- Lustron Homes: The History of a Postwar Prefabricated Housing Experiment by Tom Fetters
- Boyd, Michelle Anne. “Preserving the Lustron House: Authenticity and Industrial Production.” Master’s Thesis, Columbia University, 2001.
- This table has been adapted from Boyd, Michelle Anne. “Preserving the Lustron House: Authenticity and Industrial Production.” Master’s Thesis, Columbia University, 2001.
- Prudon, Theodore H. M. Preservation of Modern Architecture. New York: John Wiley & Sons, 2008.
- LustronRegistry.org, Accessed July 2009.
- Mitchell, Robert J. "Whatever Happened to Lustron Homes?" APT Bulletin, Vol. 23, No. 2, 1991: 44–53.
- This "bay" window measured 12 inches (300 mm) by 8 feet (2.4 m).
- Some garages were of steel frame construction.
- Dana Hedgpeth, Housing History for the Taking at Quantico, The Washington Post, Monday, January 23, 2006, Page D03
- Hedgpeth, Dana. "Housing History for the Taking at Quantico," The Washington Post. 23 Jan. 2006: D03.
- Miroff, Nick. "A House of Dreams but Few Takers.
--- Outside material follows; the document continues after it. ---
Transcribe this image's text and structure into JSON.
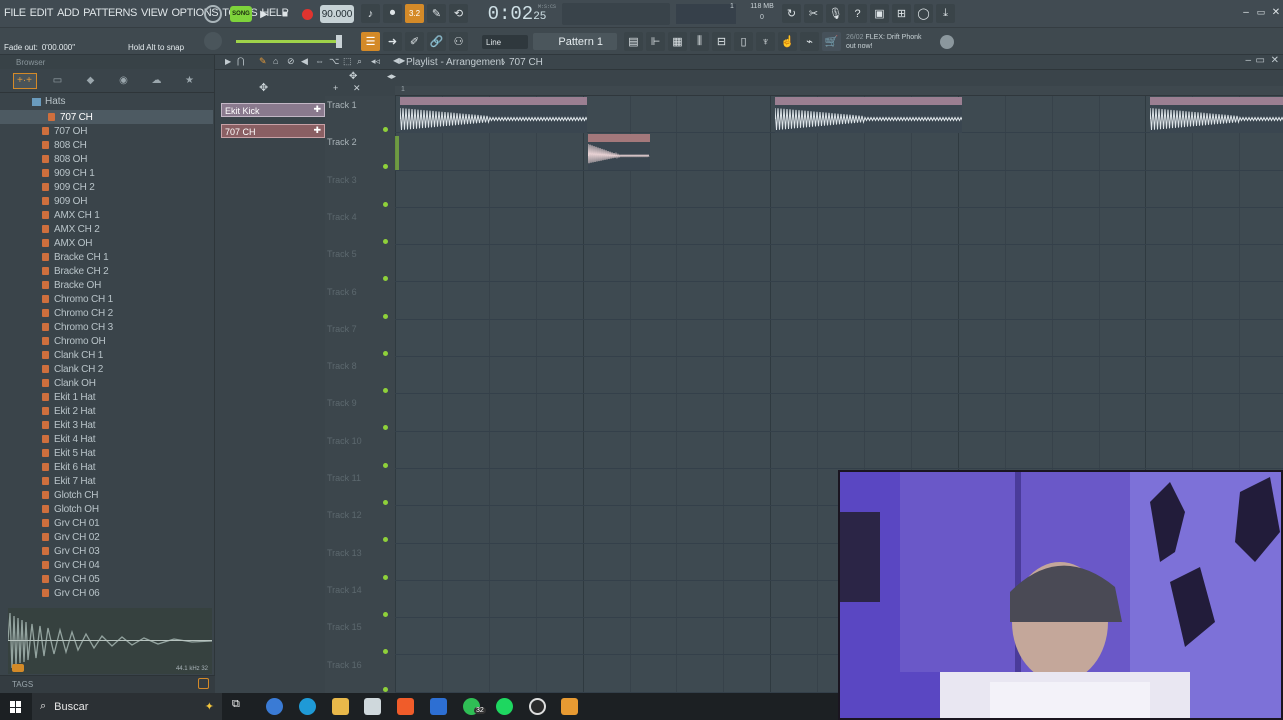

Despite Inspiring Many, Quantico's Lustrons Hard to Unload," The Washington Post. 25 Mar. 2007: T1
- Miroff, Nick. "Lights Out for Lustrons of Quantico: 34 Historic Houses Have no Takers," The Washington Post. 30 Sept. 2007: T3.
- Miroff, Nick. "Even for Free, Metal Houses Lack Magnetism; Quantico's 11-Ton Icons Still Have Few Takers," The Washington Post. 16 July 2006: T1.
- LustronRegistry.org, accessed March 15, 2009
|Wikimedia Commons has media related to: Lustron houses|
- LustronPreservation.Org features the history, photos, locations, preservation guidelines and construction drawings. Was initiated by the US National Trust for Historic Preservation.
- LustronConnection.Org Pictures and stories of Lustron homes from across America.
- LustronRegistry.Org A user-supported effort to list all Lustrons ever built. New listings, corrections & updates welcome.
- Lustron Discussion Group Join Lustron owners, future owners and historians of these Homes of Steel and discuss their past, future and preservation. Includes news items, repair and maintenance, photo sharing, Lustron ownership discussions.
- The Illustrious Lustron: A Guide for the Disassembly and Preservation of America’s Modern Metal Marvel Available for download. Includes photographs and historical information. Based on the disassembly of the "Krowne Lustron" of Arlington, Virginia.
- Arlington's Lustron Houses. The story of Arlington, Virginia's Lustrons, and their "Krowne Lustron" which was donated, disassembled, stored, and then partially reconstructed inside the New York Museum of Modern Art for a three month exhibit in 2008.
- Lustron.Org website for the 2003 Emmy-winning film "Lustron, The house America's Been Waiting For."
- The Prices Make These Model Homes A Steel. A 2006 news article about the Quantico marine base Lustrons being given away.
- Lustron On-Line (2008-02) by NCPTT of the National Park Service An article describing the need for, and the development of the www.lustronpreservation.org website; link shown separately at top of this listing. The article is prepared under the National Center for Preservation Technology & Training - Architecture & Engineering.